What the task asks ▸ Which of the lines in the listing that follows hold "Videowalls"? Pull each one out.

The data ▸
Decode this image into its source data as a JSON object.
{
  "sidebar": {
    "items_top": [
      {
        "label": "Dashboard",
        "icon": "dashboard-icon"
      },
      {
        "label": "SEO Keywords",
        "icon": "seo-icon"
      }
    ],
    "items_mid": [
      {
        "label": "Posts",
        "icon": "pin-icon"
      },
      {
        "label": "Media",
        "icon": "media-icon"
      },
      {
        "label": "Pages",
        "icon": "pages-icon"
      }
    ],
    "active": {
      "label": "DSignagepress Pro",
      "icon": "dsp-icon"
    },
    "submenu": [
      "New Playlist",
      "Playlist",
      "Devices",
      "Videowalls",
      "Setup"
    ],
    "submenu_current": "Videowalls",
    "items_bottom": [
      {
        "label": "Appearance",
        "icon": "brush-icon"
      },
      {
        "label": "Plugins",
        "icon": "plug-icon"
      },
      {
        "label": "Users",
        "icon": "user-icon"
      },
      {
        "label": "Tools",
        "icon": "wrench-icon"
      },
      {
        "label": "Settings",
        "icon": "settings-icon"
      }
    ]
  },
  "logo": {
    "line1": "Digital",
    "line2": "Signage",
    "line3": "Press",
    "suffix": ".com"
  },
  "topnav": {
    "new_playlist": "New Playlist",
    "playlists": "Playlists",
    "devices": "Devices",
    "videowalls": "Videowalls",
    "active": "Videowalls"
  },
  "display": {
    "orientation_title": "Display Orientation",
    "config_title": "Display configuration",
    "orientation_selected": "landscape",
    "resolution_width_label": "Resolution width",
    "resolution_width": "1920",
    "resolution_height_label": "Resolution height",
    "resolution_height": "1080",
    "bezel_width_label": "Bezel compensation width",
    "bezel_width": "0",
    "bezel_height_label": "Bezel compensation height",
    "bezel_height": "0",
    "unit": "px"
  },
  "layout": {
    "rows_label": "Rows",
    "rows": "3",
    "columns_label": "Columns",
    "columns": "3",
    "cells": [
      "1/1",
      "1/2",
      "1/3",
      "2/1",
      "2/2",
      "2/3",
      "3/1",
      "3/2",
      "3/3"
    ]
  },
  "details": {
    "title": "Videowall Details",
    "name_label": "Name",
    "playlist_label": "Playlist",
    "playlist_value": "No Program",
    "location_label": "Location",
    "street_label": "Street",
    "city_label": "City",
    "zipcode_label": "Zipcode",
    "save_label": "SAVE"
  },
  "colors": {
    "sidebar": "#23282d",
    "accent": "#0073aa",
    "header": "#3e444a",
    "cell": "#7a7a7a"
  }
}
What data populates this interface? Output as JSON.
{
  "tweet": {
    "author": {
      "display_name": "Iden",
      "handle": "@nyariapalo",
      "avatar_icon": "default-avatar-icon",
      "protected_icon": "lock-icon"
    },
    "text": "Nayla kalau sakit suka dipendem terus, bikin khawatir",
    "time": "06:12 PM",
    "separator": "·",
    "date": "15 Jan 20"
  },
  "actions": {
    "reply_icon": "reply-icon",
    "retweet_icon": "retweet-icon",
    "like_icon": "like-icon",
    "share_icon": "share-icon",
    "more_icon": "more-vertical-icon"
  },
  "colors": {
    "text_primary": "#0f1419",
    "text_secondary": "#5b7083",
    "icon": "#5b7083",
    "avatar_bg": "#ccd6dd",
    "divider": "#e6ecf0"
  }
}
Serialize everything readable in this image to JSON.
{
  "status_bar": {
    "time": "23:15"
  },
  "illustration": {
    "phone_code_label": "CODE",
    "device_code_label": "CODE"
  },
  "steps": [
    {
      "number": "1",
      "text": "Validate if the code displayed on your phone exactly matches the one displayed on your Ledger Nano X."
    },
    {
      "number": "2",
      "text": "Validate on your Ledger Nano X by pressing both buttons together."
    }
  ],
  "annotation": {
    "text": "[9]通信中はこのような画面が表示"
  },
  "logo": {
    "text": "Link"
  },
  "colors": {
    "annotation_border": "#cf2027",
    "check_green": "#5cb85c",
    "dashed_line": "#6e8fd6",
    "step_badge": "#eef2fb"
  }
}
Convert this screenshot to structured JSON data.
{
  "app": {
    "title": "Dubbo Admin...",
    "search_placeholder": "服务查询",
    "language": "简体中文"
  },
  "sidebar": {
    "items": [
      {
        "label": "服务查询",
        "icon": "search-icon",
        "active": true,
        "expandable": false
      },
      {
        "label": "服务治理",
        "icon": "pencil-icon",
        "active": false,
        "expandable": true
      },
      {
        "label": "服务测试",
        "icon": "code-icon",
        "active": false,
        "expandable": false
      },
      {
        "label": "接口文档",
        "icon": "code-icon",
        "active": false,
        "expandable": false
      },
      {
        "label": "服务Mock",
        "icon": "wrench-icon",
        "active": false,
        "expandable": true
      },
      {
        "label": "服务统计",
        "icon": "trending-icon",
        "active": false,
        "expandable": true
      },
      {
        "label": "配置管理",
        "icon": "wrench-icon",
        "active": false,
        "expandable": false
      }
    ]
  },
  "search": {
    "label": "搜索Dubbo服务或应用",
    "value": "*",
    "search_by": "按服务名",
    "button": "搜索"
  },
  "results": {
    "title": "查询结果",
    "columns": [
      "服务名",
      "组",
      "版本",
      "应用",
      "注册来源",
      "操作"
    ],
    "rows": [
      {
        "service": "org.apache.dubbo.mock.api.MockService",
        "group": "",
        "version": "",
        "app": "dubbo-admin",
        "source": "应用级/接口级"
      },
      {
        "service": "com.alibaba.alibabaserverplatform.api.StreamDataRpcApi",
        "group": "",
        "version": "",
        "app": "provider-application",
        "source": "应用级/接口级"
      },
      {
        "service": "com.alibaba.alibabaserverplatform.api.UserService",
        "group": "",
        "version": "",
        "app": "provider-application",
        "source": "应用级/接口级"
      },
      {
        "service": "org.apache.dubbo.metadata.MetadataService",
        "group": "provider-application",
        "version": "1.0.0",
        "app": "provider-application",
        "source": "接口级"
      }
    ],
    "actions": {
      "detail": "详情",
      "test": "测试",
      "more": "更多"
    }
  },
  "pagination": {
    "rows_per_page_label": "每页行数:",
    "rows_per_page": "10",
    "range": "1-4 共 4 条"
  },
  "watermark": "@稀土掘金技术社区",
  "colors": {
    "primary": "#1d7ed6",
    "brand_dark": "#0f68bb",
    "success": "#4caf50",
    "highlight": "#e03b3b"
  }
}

Result for this exercise ▸
      "Videowalls",
    "submenu_current": "Videowalls",
    "videowalls": "Videowalls",
    "active": "Videowalls"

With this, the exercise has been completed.